Fig-leaf goosefoot (Chenopodium ficifolium)###Aphid (Aphis gossypii Glover)###47.0-86.0###Dang et al.
Those familiar with his eight novels ranging from Bogmail and Goosefoot through The Devil's Diary and The Lost Soldier's Song will be captivated, sifting through the various sediments of his upbringing and culture as we uncover the novelistic origins of many of his eccentric characters, unique topographies, and lethal frictions.
(26.) Ahn Sugil, One Goosefoot.
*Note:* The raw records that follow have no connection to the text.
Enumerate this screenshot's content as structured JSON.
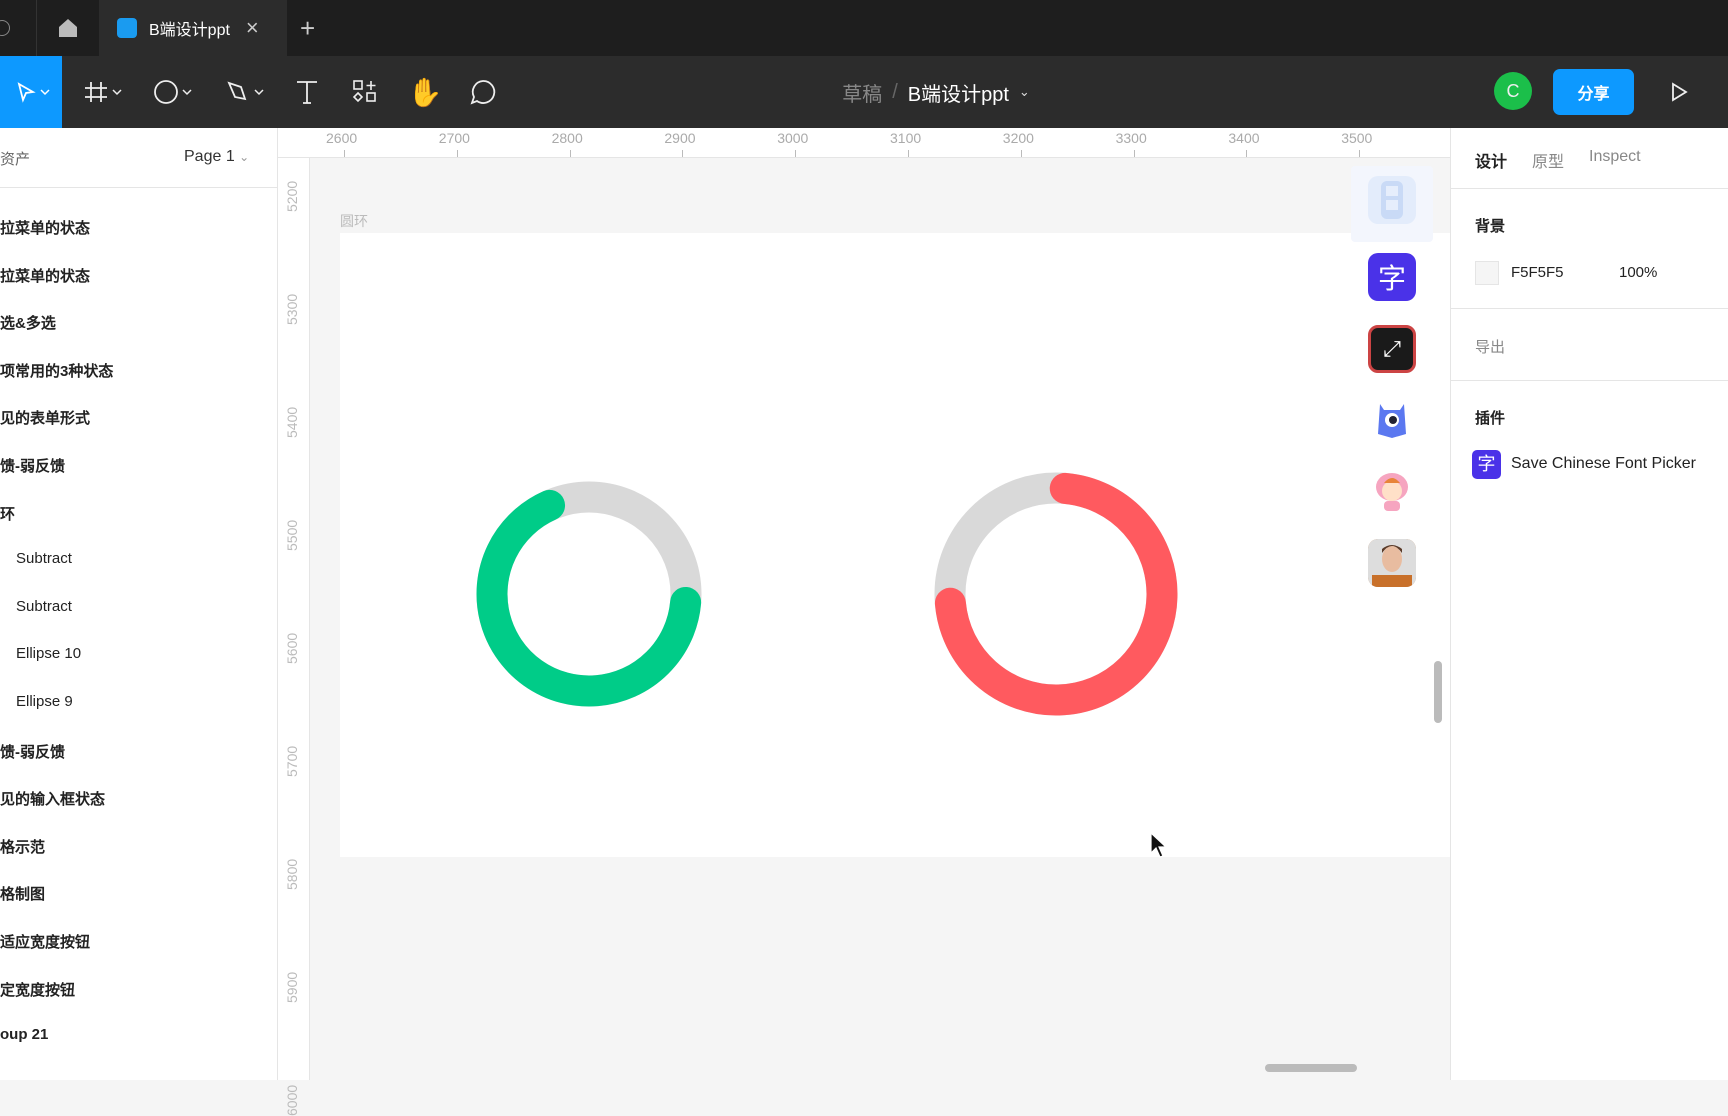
{
  "tabbar": {
    "tab_title": "B端设计ppt",
    "close": "×",
    "new_tab": "+"
  },
  "toolbar": {
    "breadcrumb_parent": "草稿",
    "separator": "/",
    "file_name": "B端设计ppt",
    "avatar_letter": "C",
    "share_label": "分享",
    "accent": "#0d99ff"
  },
  "left_panel": {
    "assets_label": "资产",
    "page_label": "Page 1",
    "layers": [
      {
        "label": "拉菜单的状态",
        "child": false
      },
      {
        "label": "拉菜单的状态",
        "child": false
      },
      {
        "label": "选&多选",
        "child": false
      },
      {
        "label": "项常用的3种状态",
        "child": false
      },
      {
        "label": "见的表单形式",
        "child": false
      },
      {
        "label": "馈-弱反馈",
        "child": false
      },
      {
        "label": "环",
        "child": false
      },
      {
        "label": "Subtract",
        "child": true
      },
      {
        "label": "Subtract",
        "child": true
      },
      {
        "label": "Ellipse 10",
        "child": true
      },
      {
        "label": "Ellipse 9",
        "child": true
      },
      {
        "label": "馈-弱反馈",
        "child": false
      },
      {
        "label": "见的输入框状态",
        "child": false
      },
      {
        "label": "格示范",
        "child": false
      },
      {
        "label": "格制图",
        "child": false
      },
      {
        "label": "适应宽度按钮",
        "child": false
      },
      {
        "label": "定宽度按钮",
        "child": false
      },
      {
        "label": "oup 21",
        "child": false
      }
    ]
  },
  "rulers": {
    "top": [
      "2600",
      "2700",
      "2800",
      "2900",
      "3000",
      "3100",
      "3200",
      "3300",
      "3400",
      "3500"
    ],
    "left": [
      "5200",
      "5300",
      "5400",
      "5500",
      "5600",
      "5700",
      "5800",
      "5900",
      "6000"
    ]
  },
  "canvas": {
    "frame_label": "圆环",
    "rings": [
      {
        "color": "#00cc88",
        "track": "#d9d9d9",
        "arc_start_deg": 95,
        "arc_end_deg": 336
      },
      {
        "color": "#ff5a5f",
        "track": "#d9d9d9",
        "arc_start_deg": 5,
        "arc_end_deg": 265
      }
    ]
  },
  "plugins_bar": [
    {
      "icon": "layout-plugin-icon"
    },
    {
      "icon": "font-picker-plugin-icon",
      "glyph": "字"
    },
    {
      "icon": "resize-plugin-icon",
      "glyph": "⤢"
    },
    {
      "icon": "monster-plugin-icon"
    },
    {
      "icon": "pig-avatar-plugin-icon"
    },
    {
      "icon": "portrait-plugin-icon"
    }
  ],
  "right_panel": {
    "tabs": [
      "设计",
      "原型",
      "Inspect"
    ],
    "background_label": "背景",
    "bg_color": "F5F5F5",
    "bg_opacity": "100%",
    "export_label": "导出",
    "plugins_label": "插件",
    "plugin_name": "Save Chinese Font Picker",
    "plugin_glyph": "字"
  }
}
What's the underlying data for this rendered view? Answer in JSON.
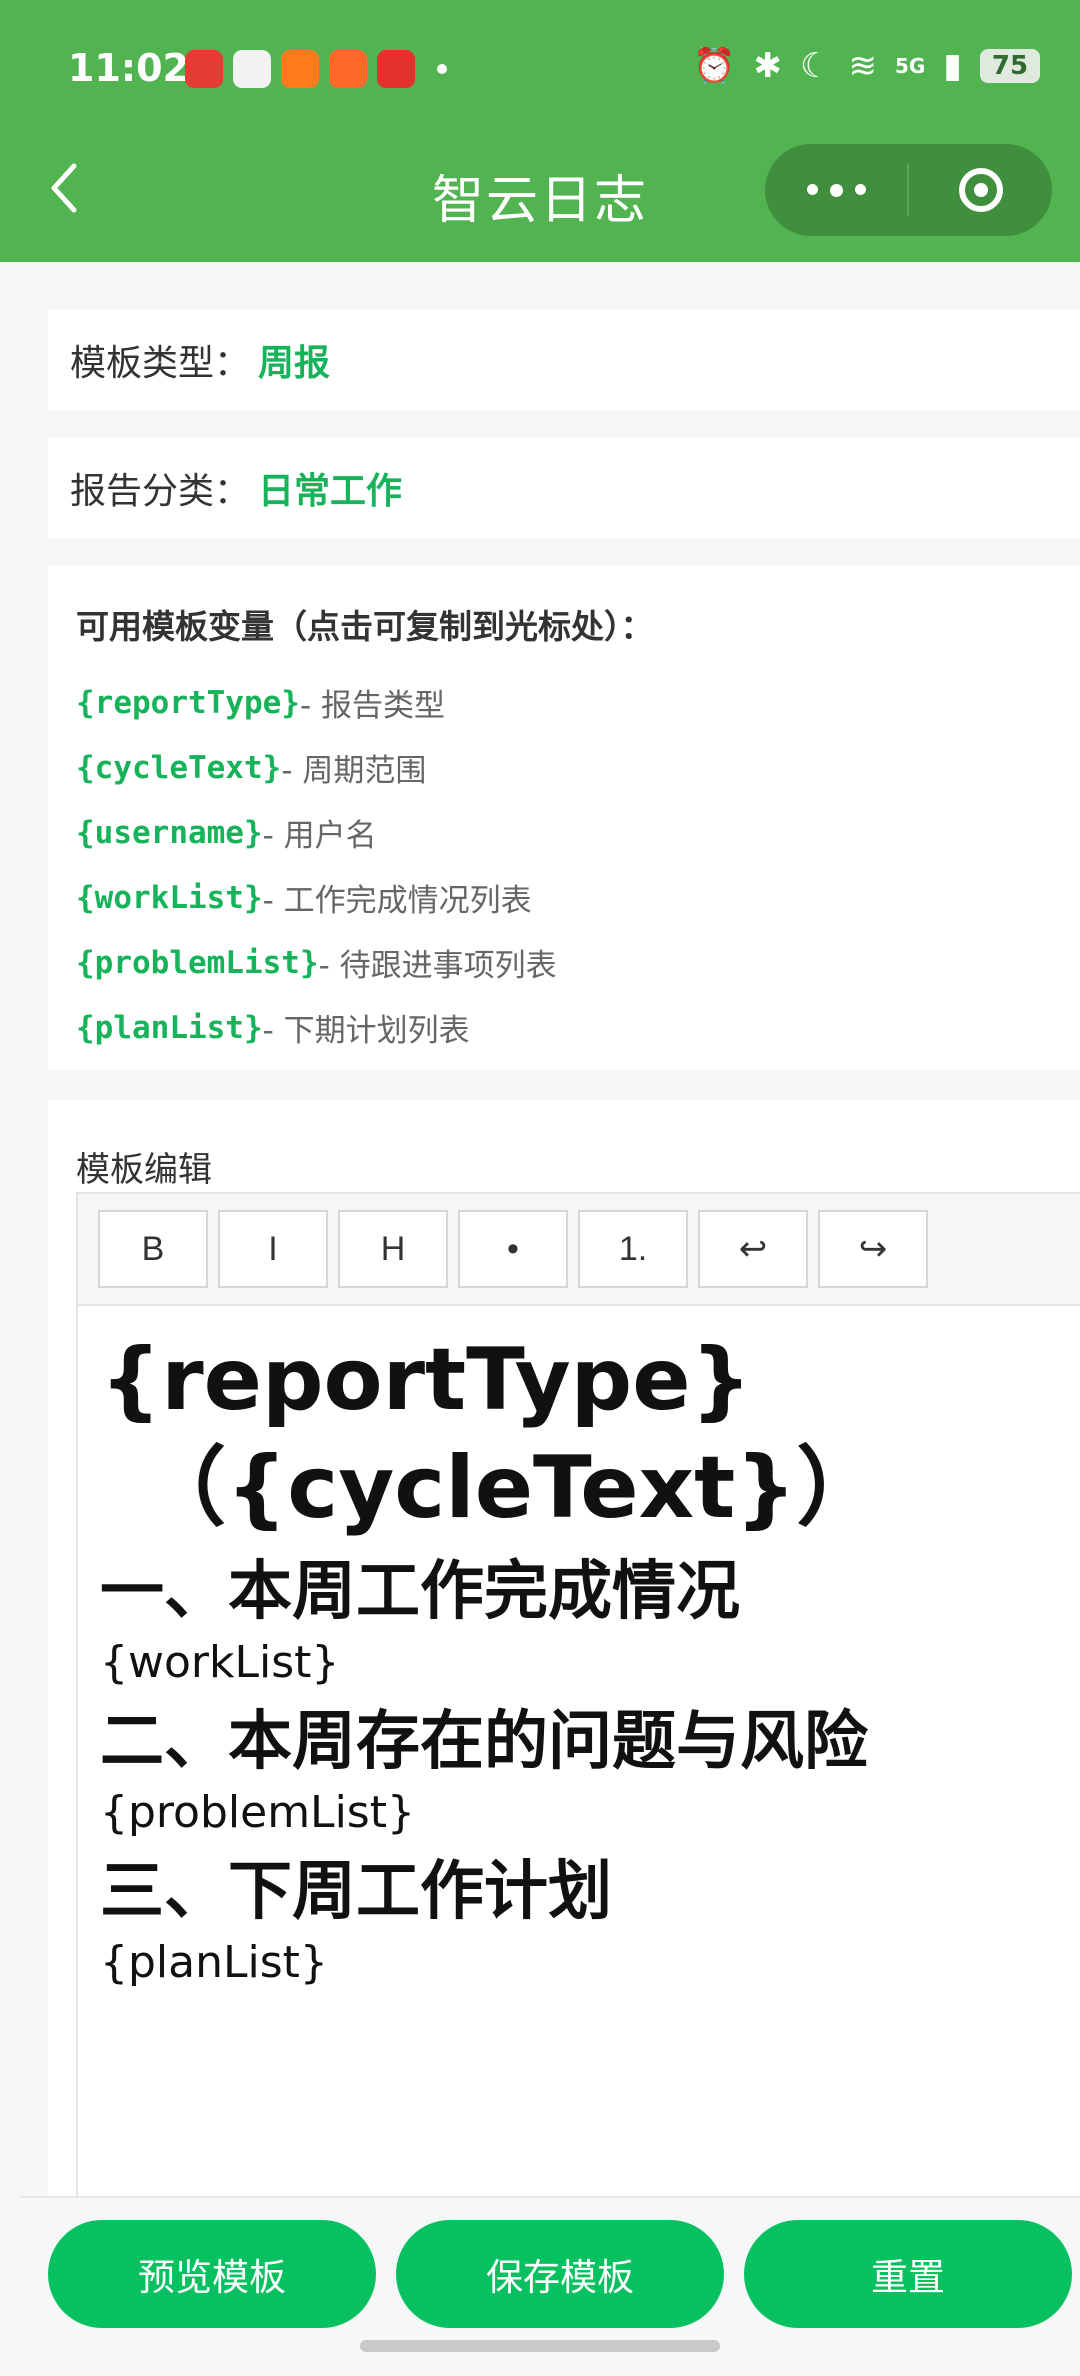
{
  "status_bar": {
    "time": "11:02",
    "battery": "75",
    "network": "5G"
  },
  "nav": {
    "title": "智云日志"
  },
  "template_type": {
    "label": "模板类型：",
    "value": "周报"
  },
  "report_category": {
    "label": "报告分类：",
    "value": "日常工作"
  },
  "variables": {
    "title": "可用模板变量（点击可复制到光标处）：",
    "items": [
      {
        "code": "{reportType}",
        "desc": "- 报告类型"
      },
      {
        "code": "{cycleText}",
        "desc": "- 周期范围"
      },
      {
        "code": "{username}",
        "desc": "- 用户名"
      },
      {
        "code": "{workList}",
        "desc": "- 工作完成情况列表"
      },
      {
        "code": "{problemList}",
        "desc": "- 待跟进事项列表"
      },
      {
        "code": "{planList}",
        "desc": "- 下期计划列表"
      }
    ]
  },
  "editor": {
    "label": "模板编辑",
    "toolbar": [
      "B",
      "I",
      "H",
      "•",
      "1.",
      "↩",
      "↪"
    ],
    "content": {
      "heading_line1": "{reportType}",
      "heading_line2": "（{cycleText}）",
      "section1_title": "一、本周工作完成情况",
      "section1_body": "{workList}",
      "section2_title": "二、本周存在的问题与风险",
      "section2_body": "{problemList}",
      "section3_title": "三、下周工作计划",
      "section3_body": "{planList}"
    }
  },
  "actions": {
    "preview": "预览模板",
    "save": "保存模板",
    "reset": "重置"
  },
  "colors": {
    "header": "#52b451",
    "accent": "#17b35b",
    "button": "#07c160"
  }
}
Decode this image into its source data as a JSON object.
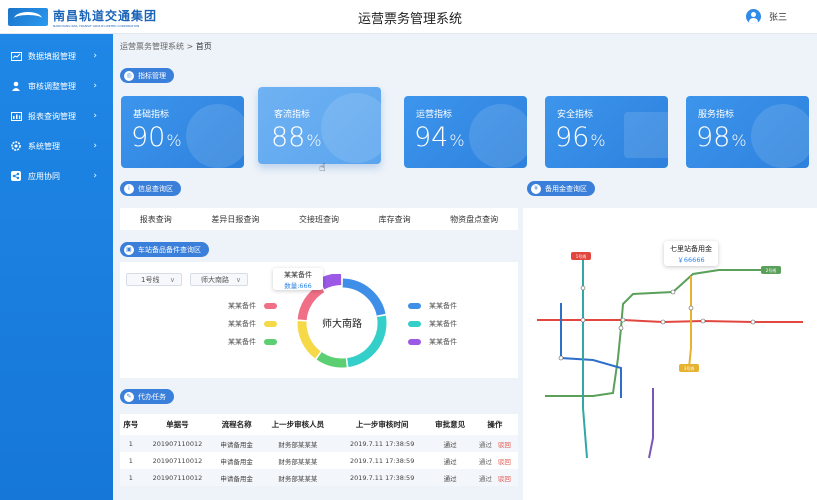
{
  "header": {
    "logo_cn": "南昌轨道交通集团",
    "logo_en": "NANCHANG RAIL TRANSIT GROUP LIMITED CORPORATION",
    "title": "运营票务管理系统",
    "user_name": "张三"
  },
  "sidebar": {
    "items": [
      {
        "label": "数据填报管理",
        "icon": "chart-icon"
      },
      {
        "label": "审核调整管理",
        "icon": "user-icon"
      },
      {
        "label": "报表查询管理",
        "icon": "report-icon"
      },
      {
        "label": "系统管理",
        "icon": "gear-icon"
      },
      {
        "label": "应用协同",
        "icon": "share-icon"
      }
    ]
  },
  "breadcrumb": {
    "parent": "运营票务管理系统",
    "sep": ">",
    "current": "首页"
  },
  "sections": {
    "metrics": "指标管理",
    "info_query": "信息查询区",
    "spare_query": "车站备品备件查询区",
    "todo": "代办任务",
    "reserve_query": "备用金查询区"
  },
  "metrics": [
    {
      "label": "基础指标",
      "value": "90",
      "unit": "%"
    },
    {
      "label": "客流指标",
      "value": "88",
      "unit": "%"
    },
    {
      "label": "运营指标",
      "value": "94",
      "unit": "%"
    },
    {
      "label": "安全指标",
      "value": "96",
      "unit": "%"
    },
    {
      "label": "服务指标",
      "value": "98",
      "unit": "%"
    }
  ],
  "tabs": [
    "报表查询",
    "差异日报查询",
    "交接班查询",
    "库存查询",
    "物资盘点查询"
  ],
  "spare": {
    "line_select": "1号线",
    "station_select": "师大南路",
    "center_label": "师大南路",
    "tooltip_title": "某某备件",
    "tooltip_value": "数量:666",
    "legend_left": [
      {
        "label": "某某备件",
        "color": "#f06f86"
      },
      {
        "label": "某某备件",
        "color": "#f5d949"
      },
      {
        "label": "某某备件",
        "color": "#5ccf73"
      }
    ],
    "legend_right": [
      {
        "label": "某某备件",
        "color": "#3f8fe8"
      },
      {
        "label": "某某备件",
        "color": "#35cfc9"
      },
      {
        "label": "某某备件",
        "color": "#9b59e6"
      }
    ],
    "donut": [
      {
        "color": "#3f8fe8",
        "value": 22
      },
      {
        "color": "#35cfc9",
        "value": 26
      },
      {
        "color": "#5ccf73",
        "value": 12
      },
      {
        "color": "#f5d949",
        "value": 16
      },
      {
        "color": "#f06f86",
        "value": 16
      },
      {
        "color": "#9b59e6",
        "value": 8
      }
    ]
  },
  "todo_table": {
    "headers": [
      "序号",
      "单据号",
      "流程名称",
      "上一步审核人员",
      "上一步审核时间",
      "审批意见",
      "操作"
    ],
    "rows": [
      [
        "1",
        "201907110012",
        "申请备用金",
        "财务部某某某",
        "2019.7.11 17:38:59",
        "通过"
      ],
      [
        "1",
        "201907110012",
        "申请备用金",
        "财务部某某某",
        "2019.7.11 17:38:59",
        "通过"
      ],
      [
        "1",
        "201907110012",
        "申请备用金",
        "财务部某某某",
        "2019.7.11 17:38:59",
        "通过"
      ]
    ],
    "op_pass": "通过",
    "op_reject": "驳回"
  },
  "reserve_map": {
    "tip_title": "七里站备用金",
    "tip_value": "￥66666",
    "line1_tag": "1号线",
    "line2_tag": "2号线",
    "line3_tag": "3号线"
  }
}
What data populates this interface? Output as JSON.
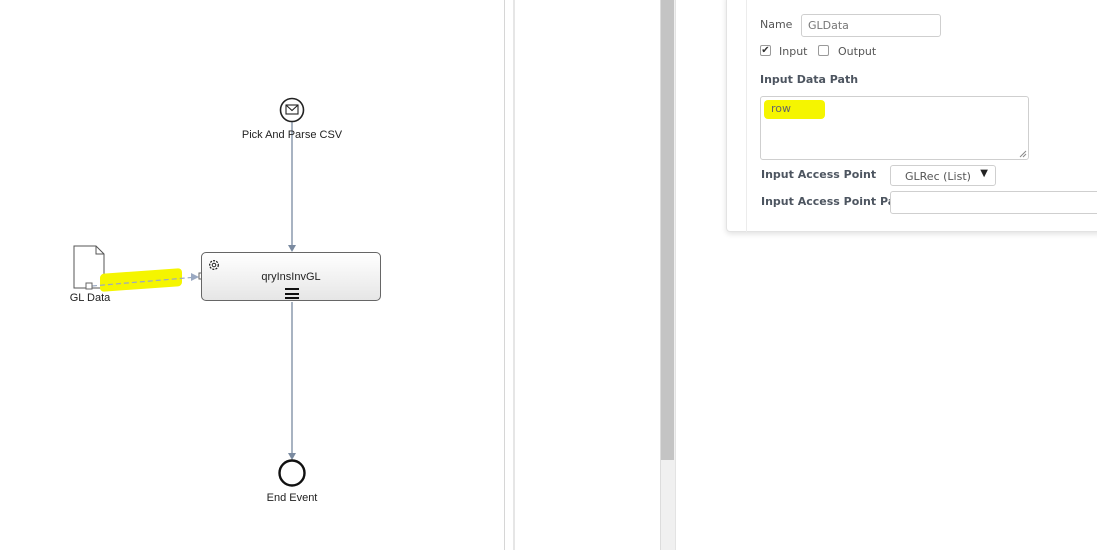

Seoul: Munyechangjaksa, 1977.
Fort Ancient peoples in the Middle Ohio River valley relied heavily on maize for a significant proportion of their dietary needs, and also cultivated beans, squash/gourd, sunflower, goosefoot, and tobacco.
There is also detailed information on the nutritional content of such plants as prickly pear fruit, pinyon seeds, purslane goosefoot, and sunflower seeds.
I perchance leaned on a goosefoot stick to leave my chilly valley, To my honor, you came in a sedan chair across distant hills.
En effet, chou gras est le nom vernaculaire d'une mauvaise herbe appelee chenopodium album ou, en anglais vernaculaire, dungweed ou white goosefoot. Poussant dans les fosses partout au Canada, elle est une peste pour les potagers, disent les textes botaniques, mais une mauvaise herbe coriace et elegante.
But with scores of celebrity chefs, like the Food Network's Ted Allen, and publications, including The New York Times and The Huffington Post, touting the health and culinary benefits of chard in the past few months alone, the succulent secrets of this flavorful member of the goosefoot family are finally out.